Someone who can articulate an inspiring vision that engages others in implementing it. His simple, clear, communication about BHAG goals and his curiosity about people at all organizational levels inspires them. That more than 10 senior leaders from Suncorp in Australia followed Smith to World Kinect in Miami is clear evidence of inspiring others.
Someone who is adaptive, embracing an envision-explore mindset. Smith is quick to sense, learn, and adjust by looking at reality, whether it conforms to earlier plans or not.
Since it appears that Smith found the “secret sauce” to Agile transitioning and his Agile playbook and maturity metrics are big components of that sauce — why would he share it?
Bobby Knight, head coach at Indiana University for many years, was a tour de force of college basketball. He was revered for his motion offense and wrote a 29-page manual in 1975 that contained winning basketball strategies, complete with diagrams. Why would he share this? The next season, Indiana went 32-0. Other teams might copy Knight’s playbook, but they couldn’t copy Bobby Knight.
To those on an agile-adaptive journey I would caution: you may have Smith’s Agile playbook, but you don’t have Smith. Smith’s leadership and experiences can be invaluable to senior leaders on their journey. But everyone’s agile-adaptive journey begins/ends in different situations and traverses different paths. Learn from Smith, but travel your own road.
Smith’s adventurous journey has now entered a new phase, moving from C-suite positions to membership on several corporate boards and advisor to companies worldwide.
1 In this second “Voices” Amplify Update, I’ve decided to switch to the word(s) “transforming” or “transforming journey” from the word “transformation.” The word transformation implies an end state, while transforming implies ongoing.
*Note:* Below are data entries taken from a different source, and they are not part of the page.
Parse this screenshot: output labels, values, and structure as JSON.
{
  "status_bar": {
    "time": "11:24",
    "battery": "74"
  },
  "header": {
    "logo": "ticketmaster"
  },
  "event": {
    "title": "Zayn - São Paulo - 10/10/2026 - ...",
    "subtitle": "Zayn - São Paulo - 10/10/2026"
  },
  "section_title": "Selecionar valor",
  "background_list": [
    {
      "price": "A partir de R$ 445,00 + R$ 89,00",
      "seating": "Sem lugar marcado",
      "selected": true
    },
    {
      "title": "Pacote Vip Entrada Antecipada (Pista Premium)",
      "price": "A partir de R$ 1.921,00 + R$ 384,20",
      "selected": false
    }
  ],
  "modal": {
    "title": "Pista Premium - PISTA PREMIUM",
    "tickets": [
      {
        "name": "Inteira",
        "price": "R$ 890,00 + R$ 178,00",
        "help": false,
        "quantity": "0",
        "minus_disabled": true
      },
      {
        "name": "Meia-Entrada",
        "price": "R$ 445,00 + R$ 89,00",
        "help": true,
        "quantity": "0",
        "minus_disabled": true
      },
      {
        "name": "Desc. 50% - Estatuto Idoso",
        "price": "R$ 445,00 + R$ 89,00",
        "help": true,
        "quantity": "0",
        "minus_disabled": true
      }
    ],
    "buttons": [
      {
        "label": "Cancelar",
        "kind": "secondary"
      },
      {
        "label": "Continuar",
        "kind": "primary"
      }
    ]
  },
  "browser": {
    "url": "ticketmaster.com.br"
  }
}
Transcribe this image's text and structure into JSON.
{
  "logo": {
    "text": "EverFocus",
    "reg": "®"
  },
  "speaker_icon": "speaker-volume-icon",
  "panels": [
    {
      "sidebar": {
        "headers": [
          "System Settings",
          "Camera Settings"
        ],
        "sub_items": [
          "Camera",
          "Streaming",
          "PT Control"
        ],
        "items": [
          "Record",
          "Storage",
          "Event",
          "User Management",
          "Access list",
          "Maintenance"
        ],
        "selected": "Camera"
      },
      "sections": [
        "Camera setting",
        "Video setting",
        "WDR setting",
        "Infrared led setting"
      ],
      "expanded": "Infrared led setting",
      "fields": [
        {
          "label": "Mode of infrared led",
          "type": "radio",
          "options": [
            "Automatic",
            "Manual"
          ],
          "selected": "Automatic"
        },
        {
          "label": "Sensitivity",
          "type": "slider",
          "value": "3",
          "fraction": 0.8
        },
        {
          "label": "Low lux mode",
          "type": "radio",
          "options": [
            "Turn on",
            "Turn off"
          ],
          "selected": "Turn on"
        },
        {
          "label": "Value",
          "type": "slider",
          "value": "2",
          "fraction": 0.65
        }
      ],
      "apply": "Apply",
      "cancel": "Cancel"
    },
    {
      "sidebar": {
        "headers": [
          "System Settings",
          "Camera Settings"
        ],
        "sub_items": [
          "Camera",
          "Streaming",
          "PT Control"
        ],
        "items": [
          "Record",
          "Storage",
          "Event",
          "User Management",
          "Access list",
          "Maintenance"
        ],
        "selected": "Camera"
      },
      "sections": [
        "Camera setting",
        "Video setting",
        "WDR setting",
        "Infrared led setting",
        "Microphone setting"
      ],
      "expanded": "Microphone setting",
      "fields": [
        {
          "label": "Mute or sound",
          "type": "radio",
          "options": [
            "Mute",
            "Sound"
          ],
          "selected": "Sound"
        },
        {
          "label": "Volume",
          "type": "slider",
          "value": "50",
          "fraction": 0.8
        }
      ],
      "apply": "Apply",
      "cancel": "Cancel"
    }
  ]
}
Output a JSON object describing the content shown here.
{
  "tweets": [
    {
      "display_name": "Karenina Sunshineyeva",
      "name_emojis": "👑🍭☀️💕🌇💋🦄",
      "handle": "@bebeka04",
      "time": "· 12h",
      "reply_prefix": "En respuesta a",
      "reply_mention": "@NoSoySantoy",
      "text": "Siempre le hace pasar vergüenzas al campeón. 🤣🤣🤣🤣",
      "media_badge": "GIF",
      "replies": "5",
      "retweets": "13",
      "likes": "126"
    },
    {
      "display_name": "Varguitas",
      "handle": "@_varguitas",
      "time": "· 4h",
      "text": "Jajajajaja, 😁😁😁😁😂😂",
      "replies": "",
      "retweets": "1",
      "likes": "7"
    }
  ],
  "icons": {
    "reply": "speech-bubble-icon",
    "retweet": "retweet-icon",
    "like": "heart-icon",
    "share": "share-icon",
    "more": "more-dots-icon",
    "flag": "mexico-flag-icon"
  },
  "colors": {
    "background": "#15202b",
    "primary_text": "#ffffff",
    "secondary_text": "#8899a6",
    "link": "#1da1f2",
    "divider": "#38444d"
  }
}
Individuals and organizations are always transforming but are never transformed. The word “transforming” can be awkward in a sentence, but it better reflects reality. “Journey,” to me, is an even better word for what transpires.
2 One goal of this Amplify Update series is to learn from executive leaders and incorporate that learning into subsequent articles. In that spirit, the definition of agile-adaptive leadership has been slightly modified in this Update.
3 Smith uses the term “squad” from the Spotify organizational model instead of “team.”
4 For an in-depth discussion of the BMI, see Abernathy’s video.
5 The BMI (ratio of enablers to doers) would be 98/198 = 49.5%. Achieving an acceptable BMI of <15% would reduce the enabler count from 98 to 17.